(Extracted entries)

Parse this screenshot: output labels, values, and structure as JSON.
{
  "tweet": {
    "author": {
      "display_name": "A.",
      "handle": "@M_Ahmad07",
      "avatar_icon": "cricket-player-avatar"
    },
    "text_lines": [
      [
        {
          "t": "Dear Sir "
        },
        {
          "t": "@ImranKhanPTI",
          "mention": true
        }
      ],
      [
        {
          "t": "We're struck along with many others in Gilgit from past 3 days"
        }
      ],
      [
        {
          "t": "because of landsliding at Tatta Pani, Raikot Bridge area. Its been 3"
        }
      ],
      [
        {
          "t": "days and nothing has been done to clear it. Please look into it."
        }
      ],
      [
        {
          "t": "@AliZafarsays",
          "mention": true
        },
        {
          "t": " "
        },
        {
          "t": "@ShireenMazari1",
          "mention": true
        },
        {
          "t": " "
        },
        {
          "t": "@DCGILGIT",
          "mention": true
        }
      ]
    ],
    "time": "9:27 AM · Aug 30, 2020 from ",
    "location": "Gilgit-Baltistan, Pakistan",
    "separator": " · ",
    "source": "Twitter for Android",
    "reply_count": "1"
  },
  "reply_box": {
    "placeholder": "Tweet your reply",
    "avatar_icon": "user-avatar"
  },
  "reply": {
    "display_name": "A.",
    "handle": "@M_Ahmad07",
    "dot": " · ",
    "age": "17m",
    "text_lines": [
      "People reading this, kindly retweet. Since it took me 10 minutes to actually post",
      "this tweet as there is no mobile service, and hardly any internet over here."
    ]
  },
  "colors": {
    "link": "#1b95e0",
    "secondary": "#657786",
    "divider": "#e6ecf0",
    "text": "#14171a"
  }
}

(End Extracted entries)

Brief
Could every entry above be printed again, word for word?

Result below
Parse this screenshot: output labels, values, and structure as JSON.
{
  "tweet": {
    "author": {
      "display_name": "A.",
      "handle": "@M_Ahmad07",
      "avatar_icon": "cricket-player-avatar"
    },
    "text_lines": [
      [
        {
          "t": "Dear Sir "
        },
        {
          "t": "@ImranKhanPTI",
          "mention": true
        }
      ],
      [
        {
          "t": "We're struck along with many others in Gilgit from past 3 days"
        }
      ],
      [
        {
          "t": "because of landsliding at Tatta Pani, Raikot Bridge area. Its been 3"
        }
      ],
      [
        {
          "t": "days and nothing has been done to clear it. Please look into it."
        }
      ],
      [
        {
          "t": "@AliZafarsays",
          "mention": true
        },
        {
          "t": " "
        },
        {
          "t": "@ShireenMazari1",
          "mention": true
        },
        {
          "t": " "
        },
        {
          "t": "@DCGILGIT",
          "mention": true
        }
      ]
    ],
    "time": "9:27 AM · Aug 30, 2020 from ",
    "location": "Gilgit-Baltistan, Pakistan",
    "separator": " · ",
    "source": "Twitter for Android",
    "reply_count": "1"
  },
  "reply_box": {
    "placeholder": "Tweet your reply",
    "avatar_icon": "user-avatar"
  },
  "reply": {
    "display_name": "A.",
    "handle": "@M_Ahmad07",
    "dot": " · ",
    "age": "17m",
    "text_lines": [
      "People reading this, kindly retweet. Since it took me 10 minutes to actually post",
      "this tweet as there is no mobile service, and hardly any internet over here."
    ]
  },
  "colors": {
    "link": "#1b95e0",
    "secondary": "#657786",
    "divider": "#e6ecf0",
    "text": "#14171a"
  }
}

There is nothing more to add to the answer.